Dolores, or Dee, as her friends and family call her, liveswith her husband of fifty years in a green, clean andquiet neighbourhood in Columbus, New Jersey.

Dee was diagnosed with type 2 diabetes when she was50 years old.

So a major factor in Dee’s life with diabetes has beenlearning to deal with her stress. When her husband was55, he suffered from a cardiac arrest and their lives wereturned upside down. Dee had to help her husband witheverything for a period of six months.

It was a very stressful time, where she put on weight andher diabetes numbers were high, and even when lifereturned to normal, stress was still a part of her life. “That’swhat they tell you with diabetes. You have to control yourstress levels and that’s very hard to do especially with threechildren and seven grandchildren, somebody is alwaysdoing something, you do the best you can.”

In the last couple of years, Dee has gained a betterunderstanding of herself, as she puts it, and she has learnedto say ‘no’. “For the longest time, I had a very hard timesaying ‘no’. That created more stress than you can imagine.I always had that thought, if you say no they are not goingto like you, and then it got to the point where I thought,wait a minute, what about me? I am not liking me verymuch, because half the time I am angry, because I amdoing something I don’t want to do.”

Today Dee de-stresses with her new hobby, making quilts,which is her recipe for total relaxation. When somebody asksher a favour, she often answers, “No I am not doing that, I’drather quilt”, and that gets me of the hook, she laughs.

Although more in balance than ever before, Dee needs todeal with failing to lose weight, “It’s just a constant dailystruggle trying to do that.

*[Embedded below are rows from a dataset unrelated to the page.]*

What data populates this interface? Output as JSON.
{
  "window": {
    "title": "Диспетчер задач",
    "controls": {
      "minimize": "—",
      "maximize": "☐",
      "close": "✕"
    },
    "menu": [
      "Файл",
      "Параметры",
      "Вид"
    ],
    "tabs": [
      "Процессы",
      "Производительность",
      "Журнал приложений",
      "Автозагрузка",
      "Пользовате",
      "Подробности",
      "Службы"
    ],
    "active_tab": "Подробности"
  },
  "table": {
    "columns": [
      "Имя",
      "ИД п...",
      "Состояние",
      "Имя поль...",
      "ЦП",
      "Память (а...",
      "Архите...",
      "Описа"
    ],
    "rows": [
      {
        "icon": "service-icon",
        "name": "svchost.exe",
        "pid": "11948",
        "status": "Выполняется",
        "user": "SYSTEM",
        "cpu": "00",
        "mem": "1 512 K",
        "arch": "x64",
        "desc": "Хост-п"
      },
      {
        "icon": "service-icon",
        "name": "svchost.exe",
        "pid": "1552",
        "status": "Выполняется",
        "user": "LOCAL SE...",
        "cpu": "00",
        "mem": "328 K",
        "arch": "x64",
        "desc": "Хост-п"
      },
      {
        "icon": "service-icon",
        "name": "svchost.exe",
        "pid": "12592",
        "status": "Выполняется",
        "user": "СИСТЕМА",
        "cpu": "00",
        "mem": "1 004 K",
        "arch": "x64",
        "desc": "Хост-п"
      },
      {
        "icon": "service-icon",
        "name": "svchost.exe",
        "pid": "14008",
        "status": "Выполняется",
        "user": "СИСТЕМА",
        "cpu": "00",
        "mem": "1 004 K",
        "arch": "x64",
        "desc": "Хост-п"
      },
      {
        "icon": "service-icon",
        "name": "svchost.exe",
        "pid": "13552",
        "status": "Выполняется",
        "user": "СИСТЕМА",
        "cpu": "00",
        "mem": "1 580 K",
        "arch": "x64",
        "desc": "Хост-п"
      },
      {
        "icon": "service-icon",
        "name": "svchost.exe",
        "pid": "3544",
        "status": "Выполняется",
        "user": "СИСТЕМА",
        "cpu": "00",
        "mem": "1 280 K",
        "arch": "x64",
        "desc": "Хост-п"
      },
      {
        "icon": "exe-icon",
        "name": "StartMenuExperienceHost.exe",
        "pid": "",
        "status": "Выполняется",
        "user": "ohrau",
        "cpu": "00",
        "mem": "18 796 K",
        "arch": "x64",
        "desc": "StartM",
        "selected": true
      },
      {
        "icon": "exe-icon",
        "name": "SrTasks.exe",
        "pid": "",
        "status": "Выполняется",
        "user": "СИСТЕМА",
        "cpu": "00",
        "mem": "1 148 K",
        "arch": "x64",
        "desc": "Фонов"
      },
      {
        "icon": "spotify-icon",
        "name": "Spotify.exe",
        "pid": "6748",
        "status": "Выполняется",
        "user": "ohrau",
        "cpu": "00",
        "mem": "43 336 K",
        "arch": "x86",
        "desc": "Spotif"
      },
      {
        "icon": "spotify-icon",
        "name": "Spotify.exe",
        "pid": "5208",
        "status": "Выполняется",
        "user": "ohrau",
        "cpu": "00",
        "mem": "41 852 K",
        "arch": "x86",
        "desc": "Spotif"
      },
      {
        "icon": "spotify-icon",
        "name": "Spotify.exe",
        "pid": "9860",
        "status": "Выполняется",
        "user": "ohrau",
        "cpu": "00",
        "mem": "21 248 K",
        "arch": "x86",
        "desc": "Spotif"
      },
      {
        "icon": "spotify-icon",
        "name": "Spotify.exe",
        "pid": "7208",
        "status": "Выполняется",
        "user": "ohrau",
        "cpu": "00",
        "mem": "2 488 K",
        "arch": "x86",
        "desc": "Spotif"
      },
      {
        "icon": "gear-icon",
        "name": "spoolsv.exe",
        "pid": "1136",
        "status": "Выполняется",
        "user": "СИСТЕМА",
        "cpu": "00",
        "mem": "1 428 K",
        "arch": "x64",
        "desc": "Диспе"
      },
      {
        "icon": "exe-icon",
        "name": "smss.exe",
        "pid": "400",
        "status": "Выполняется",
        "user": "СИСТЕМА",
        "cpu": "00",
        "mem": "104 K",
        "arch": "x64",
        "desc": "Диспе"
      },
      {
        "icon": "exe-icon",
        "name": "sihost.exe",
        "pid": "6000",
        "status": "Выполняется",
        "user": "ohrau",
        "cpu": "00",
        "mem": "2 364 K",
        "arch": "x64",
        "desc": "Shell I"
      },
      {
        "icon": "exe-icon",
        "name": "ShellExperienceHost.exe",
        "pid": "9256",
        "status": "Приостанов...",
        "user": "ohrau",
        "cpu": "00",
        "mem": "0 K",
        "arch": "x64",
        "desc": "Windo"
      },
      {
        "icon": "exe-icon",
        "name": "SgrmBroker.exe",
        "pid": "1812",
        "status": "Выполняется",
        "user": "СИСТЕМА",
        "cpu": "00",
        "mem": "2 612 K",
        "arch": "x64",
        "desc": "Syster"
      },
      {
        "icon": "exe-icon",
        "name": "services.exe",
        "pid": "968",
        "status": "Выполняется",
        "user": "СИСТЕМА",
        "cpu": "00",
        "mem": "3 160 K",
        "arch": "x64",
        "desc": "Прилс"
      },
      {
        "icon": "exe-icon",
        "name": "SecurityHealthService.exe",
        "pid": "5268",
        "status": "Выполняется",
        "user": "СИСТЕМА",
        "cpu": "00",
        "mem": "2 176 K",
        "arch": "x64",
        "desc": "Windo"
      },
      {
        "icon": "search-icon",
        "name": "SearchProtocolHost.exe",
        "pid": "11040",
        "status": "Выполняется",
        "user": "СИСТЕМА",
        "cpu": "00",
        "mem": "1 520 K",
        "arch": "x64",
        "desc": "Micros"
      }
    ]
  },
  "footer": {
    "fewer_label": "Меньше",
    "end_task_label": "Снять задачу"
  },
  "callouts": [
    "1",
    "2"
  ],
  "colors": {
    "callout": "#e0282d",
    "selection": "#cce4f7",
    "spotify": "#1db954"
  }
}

You gain two pounds, you losethree, and then all of a sudden you have a bad weekend andyou gain five. I try, but at least I am trying not to put moreon, and when I lose, I am very, very happy!”